  • Physics 435 – Nuclear and Radiochemistry Lab
  • Physics 436 – Introduction to the Atomic Nucleus
  • Physics 474 – Introduction to Nuclear and Particle Physics
  • Astrophysics courses might cover topics of interest (cosmic rays, nucleosynthesis, etc.)
  • Chemistry 401 – Physical Chemistry I
  • Chemistry 402 – Physical Chemistry II
  • courses in our chemistry department
  • Departments: Physics, Astronomy/Astrophysics, Chemistry, Chemical Engineering 

Quantum Information and Quantum Computing

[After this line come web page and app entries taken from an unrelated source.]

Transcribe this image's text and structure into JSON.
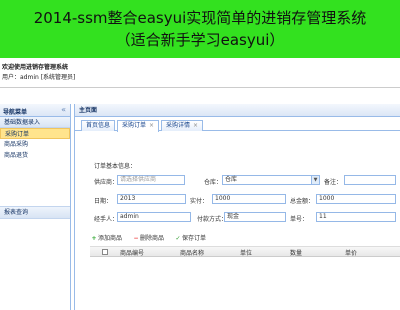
{
  "banner": {
    "line1": "2014-ssm整合easyui实现简单的进销存管理系统",
    "line2": "（适合新手学习easyui）"
  },
  "header": {
    "system_title": "欢迎使用进销存管理系统",
    "user_line": "用户：admin  [系统管理员]"
  },
  "sidebar": {
    "title": "导航菜单",
    "collapse_icon": "«",
    "items": [
      {
        "label": "基础数据录入",
        "group": true
      },
      {
        "label": "采购订单",
        "active": true
      },
      {
        "label": "商品采购"
      },
      {
        "label": "商品退货"
      }
    ],
    "bottom_group": "报表查询"
  },
  "main": {
    "title": "主页面",
    "tabs": [
      {
        "label": "首页信息"
      },
      {
        "label": "采购订单",
        "close": "×",
        "selected": true
      },
      {
        "label": "采购详情",
        "close": "×"
      }
    ]
  },
  "form": {
    "legend": "订单基本信息：",
    "supplier_label": "供应商：",
    "supplier_placeholder": "请选择供应商",
    "warehouse_label": "仓库：",
    "warehouse_value": "仓库",
    "remark_label": "备注：",
    "date_label": "日期：",
    "date_value": "2013",
    "payment_label": "实付：",
    "payment_value": "1000",
    "total_label": "总金额：",
    "total_value": "1000",
    "operator_label": "经手人：",
    "operator_value": "admin",
    "pay_method_label": "付款方式：",
    "pay_method_value": "现金",
    "number_label": "单号：",
    "number_value": "11"
  },
  "toolbar": {
    "add_label": "添加商品",
    "delete_label": "删除商品",
    "save_label": "保存订单"
  },
  "grid": {
    "columns": [
      "商品编号",
      "商品名称",
      "单位",
      "数量",
      "单价"
    ]
  },
  "colors": {
    "banner_bg": "#33e11f",
    "panel_border": "#99bbe8",
    "active_item": "#ffe48d"
  }
}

  • Physics 318 – Introduction to Quantum Physics II
  • ESE 429 – Basic Principles of Quantum Optics and Quantum Information
  • ESE 439 – Introduction to Quantum Communications
  • Courses in our electrical engineering (ESE) department
  • Departments: Physics, Applied/Engineering Physics, Electrical Engineering, Computer Science

Special majors (design your own!)

If you have some specialized interest in a subfield of physics or some related area, it’s possible to create your own major. The application process requires you to write up why no current program of study fits your interests, what courses you’ll take, and to design a “capstone project” – for the sciences, this will be a senior thesis about your research.

You have to find a professor to sponsor/advise your major, as well as a second professor in a related department to sign off that the proposal is legitimate. Then you do an interview in front of a four-person committee and hope your major gets approved (don’t take the process lightly – there’s no guarantee that it will be). Check out for the latest details.

Proposed Majors

SPS has put forth proposals for three new majors, which have gone before the University administration (they are happy) and the Physics Department (we need to make them more happy). We will post updates on our Facebook page when significant steps are made. Warning: do not count on the programs being available for you until they are actually passed: there is no guarantee that they will do so.

Washington University SPS